two bundles and any suspension lines left showing
are placed on the exposed lower surface of the wing
where they will be neatly packaged for storage during
the folding process of the wing.
Starting with one outer trailing edge of the wing, draw
the wing surface up and over the surface of the wing
fabric to the very center of the wing. The same action
will then be completed on the leading edge of the wing
on the same side. The process is then completed two
more times on the same side. Then the wing is folded
from the other side three times in the same manner,
resulting in a long rectangle of wing lying directly
behind the prop line of the cart. This is one example;
it is important for you to follow the manufacturer’s
recommendations for your PPC.
The pilot then starts at the edge closest to the cart and
folds the sides of the folded wing alternately in on
each other, depressing the trapped air out of the fabric,
all the way to the farthest area away from the cart.
[Figure 5-22] Once this is complete, the wing package
size is established by taking the farthest edge and
folding it toward the cart over and over until a neat
square is obtained on the last fold.
After the wing is folded and lying on the ground behind
the cart, the wing bag is placed on the ground
next to the wing (on the side away from the cart).
[Figure 5-23] It is advised to have a “marked” side of the bag and always keep the marked side facing up
or in the same direction every time you load the wing
into the bag and onto the cart. The wing is then neatly
pulled into the bag. The pilot then picks the bag up on
end and gathers the line sleeves on top of the wing.

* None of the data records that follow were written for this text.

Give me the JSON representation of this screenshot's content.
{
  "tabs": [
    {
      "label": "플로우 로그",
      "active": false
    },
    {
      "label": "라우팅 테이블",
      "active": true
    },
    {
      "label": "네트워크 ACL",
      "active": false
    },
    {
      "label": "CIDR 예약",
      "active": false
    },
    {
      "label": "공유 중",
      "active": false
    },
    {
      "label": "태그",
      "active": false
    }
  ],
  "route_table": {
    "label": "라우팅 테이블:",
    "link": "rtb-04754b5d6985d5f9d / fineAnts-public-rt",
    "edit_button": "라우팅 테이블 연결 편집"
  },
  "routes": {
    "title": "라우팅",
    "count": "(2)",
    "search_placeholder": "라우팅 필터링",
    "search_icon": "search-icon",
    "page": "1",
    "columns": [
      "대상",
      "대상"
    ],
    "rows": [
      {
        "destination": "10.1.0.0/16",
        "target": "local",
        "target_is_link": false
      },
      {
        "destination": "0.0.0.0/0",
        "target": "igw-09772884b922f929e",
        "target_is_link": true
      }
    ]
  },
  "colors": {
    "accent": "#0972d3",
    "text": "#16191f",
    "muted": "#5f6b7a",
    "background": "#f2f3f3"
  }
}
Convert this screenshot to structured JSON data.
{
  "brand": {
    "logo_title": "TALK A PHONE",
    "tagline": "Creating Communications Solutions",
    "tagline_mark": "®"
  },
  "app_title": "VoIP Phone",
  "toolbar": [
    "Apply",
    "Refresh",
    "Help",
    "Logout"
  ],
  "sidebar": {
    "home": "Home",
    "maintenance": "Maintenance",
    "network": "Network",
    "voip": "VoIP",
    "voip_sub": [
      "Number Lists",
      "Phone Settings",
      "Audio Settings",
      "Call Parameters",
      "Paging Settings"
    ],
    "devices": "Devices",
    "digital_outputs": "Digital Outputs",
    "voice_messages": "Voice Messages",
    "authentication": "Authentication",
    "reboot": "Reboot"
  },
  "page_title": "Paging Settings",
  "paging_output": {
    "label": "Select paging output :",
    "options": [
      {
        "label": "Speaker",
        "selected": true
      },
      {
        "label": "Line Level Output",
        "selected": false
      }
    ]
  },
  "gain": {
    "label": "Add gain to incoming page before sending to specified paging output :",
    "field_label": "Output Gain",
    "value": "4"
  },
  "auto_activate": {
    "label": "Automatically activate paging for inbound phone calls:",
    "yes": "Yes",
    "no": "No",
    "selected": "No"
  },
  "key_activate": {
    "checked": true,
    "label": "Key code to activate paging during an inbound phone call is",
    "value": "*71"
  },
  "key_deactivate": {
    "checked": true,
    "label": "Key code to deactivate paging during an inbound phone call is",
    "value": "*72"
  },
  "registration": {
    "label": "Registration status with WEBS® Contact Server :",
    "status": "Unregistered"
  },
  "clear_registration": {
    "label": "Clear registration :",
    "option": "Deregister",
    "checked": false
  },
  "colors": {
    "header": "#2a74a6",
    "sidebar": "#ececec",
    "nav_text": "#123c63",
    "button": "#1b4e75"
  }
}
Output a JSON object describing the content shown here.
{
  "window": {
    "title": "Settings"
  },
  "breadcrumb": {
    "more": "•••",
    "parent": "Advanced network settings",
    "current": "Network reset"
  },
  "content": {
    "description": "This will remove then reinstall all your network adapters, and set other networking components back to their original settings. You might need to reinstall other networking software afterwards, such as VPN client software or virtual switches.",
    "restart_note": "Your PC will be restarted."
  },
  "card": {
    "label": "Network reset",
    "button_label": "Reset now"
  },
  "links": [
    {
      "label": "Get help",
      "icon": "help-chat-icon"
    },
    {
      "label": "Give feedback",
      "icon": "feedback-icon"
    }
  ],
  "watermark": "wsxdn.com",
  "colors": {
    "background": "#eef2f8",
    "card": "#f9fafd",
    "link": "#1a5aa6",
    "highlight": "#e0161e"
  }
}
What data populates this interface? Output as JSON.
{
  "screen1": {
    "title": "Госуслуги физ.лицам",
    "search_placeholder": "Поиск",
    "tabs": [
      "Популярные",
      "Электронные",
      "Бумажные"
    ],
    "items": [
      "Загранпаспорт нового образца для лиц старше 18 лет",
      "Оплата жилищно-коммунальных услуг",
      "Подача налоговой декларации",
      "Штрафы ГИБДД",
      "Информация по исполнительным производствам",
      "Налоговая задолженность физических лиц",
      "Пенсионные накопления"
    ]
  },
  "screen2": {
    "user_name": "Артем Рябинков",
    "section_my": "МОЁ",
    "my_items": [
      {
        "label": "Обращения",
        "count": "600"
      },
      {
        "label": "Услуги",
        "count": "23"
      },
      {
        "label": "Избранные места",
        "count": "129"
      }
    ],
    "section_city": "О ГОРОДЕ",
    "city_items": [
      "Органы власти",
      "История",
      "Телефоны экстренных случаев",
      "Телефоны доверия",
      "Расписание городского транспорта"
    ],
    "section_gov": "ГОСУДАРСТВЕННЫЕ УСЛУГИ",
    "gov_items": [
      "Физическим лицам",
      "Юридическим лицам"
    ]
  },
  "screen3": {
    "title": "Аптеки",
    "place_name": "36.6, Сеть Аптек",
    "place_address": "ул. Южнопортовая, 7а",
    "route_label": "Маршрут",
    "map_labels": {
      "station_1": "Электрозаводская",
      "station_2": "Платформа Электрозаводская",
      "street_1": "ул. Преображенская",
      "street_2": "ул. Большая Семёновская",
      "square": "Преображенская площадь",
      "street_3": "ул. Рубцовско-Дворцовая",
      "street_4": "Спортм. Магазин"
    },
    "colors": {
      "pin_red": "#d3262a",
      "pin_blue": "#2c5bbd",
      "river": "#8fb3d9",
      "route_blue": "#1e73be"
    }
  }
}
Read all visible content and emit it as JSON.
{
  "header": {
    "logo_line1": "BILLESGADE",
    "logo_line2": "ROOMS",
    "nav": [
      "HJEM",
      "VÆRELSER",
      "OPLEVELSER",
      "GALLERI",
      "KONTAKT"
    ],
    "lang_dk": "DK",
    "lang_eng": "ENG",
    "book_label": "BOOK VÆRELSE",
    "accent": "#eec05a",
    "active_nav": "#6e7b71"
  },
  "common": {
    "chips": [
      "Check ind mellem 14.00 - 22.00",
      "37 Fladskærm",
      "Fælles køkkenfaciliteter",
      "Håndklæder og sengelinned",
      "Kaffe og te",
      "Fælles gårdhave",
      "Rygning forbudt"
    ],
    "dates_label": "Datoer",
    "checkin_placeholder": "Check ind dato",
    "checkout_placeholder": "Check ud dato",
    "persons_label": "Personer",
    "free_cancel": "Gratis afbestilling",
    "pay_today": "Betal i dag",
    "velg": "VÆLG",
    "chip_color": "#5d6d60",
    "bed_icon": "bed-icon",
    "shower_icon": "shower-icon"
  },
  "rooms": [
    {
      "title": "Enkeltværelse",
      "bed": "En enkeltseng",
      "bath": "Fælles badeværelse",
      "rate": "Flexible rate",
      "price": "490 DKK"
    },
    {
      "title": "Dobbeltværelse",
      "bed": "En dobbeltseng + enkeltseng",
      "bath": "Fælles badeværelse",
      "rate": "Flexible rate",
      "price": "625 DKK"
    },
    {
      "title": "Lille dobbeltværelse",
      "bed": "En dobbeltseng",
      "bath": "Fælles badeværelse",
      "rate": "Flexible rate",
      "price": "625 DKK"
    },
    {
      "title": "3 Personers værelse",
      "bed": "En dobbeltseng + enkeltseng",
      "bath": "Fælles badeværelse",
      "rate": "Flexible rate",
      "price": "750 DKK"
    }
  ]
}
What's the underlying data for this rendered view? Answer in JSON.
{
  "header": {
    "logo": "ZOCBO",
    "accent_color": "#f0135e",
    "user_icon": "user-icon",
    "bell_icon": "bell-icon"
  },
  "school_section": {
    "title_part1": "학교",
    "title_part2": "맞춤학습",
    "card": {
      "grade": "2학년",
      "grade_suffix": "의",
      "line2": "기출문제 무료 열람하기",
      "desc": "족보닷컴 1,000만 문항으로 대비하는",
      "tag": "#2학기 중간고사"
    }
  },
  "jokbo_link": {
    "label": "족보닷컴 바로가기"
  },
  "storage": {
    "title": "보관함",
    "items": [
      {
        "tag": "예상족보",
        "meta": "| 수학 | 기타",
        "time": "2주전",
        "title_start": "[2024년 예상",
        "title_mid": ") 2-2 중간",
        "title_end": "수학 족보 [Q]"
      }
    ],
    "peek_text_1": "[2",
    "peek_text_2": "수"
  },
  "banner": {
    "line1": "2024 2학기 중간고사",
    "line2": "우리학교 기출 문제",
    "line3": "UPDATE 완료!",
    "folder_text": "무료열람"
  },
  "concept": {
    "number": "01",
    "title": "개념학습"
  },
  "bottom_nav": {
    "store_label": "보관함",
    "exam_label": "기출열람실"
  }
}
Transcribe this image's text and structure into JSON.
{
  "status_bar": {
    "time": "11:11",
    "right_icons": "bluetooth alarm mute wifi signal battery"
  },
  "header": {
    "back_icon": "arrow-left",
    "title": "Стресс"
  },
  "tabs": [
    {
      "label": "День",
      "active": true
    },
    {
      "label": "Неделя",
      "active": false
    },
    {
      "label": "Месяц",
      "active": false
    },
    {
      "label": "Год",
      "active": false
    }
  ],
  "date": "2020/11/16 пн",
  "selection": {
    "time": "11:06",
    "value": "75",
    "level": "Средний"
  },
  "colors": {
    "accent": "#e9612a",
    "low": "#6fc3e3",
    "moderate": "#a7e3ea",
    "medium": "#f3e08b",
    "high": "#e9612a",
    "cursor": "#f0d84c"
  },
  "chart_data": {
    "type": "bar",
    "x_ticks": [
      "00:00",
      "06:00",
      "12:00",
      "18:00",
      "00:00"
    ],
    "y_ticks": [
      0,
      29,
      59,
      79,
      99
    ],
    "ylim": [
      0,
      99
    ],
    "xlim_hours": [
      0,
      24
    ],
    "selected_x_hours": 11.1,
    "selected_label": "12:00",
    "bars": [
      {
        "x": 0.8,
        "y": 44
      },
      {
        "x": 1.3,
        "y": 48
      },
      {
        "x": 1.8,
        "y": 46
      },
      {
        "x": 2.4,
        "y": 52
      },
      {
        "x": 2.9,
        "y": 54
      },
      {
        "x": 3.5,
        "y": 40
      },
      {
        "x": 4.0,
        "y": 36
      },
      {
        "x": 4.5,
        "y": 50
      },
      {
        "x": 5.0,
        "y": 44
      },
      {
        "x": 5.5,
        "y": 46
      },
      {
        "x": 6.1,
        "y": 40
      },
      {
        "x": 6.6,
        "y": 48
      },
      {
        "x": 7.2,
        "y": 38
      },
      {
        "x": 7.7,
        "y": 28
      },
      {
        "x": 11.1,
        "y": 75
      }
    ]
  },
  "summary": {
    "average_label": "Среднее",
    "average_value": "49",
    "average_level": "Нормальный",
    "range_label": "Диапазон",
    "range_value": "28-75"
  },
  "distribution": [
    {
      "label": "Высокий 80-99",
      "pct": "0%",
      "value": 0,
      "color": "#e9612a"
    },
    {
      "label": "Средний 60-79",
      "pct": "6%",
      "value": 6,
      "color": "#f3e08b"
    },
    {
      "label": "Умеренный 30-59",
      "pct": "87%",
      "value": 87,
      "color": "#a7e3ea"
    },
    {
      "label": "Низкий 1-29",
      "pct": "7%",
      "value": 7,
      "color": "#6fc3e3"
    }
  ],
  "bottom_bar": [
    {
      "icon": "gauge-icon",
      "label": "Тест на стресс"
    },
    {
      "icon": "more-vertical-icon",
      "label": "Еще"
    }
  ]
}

[Figure 5-24] Refer to the manufacturer’s recommendations
for loading the wing in its bag on the cart for
taxi and storage.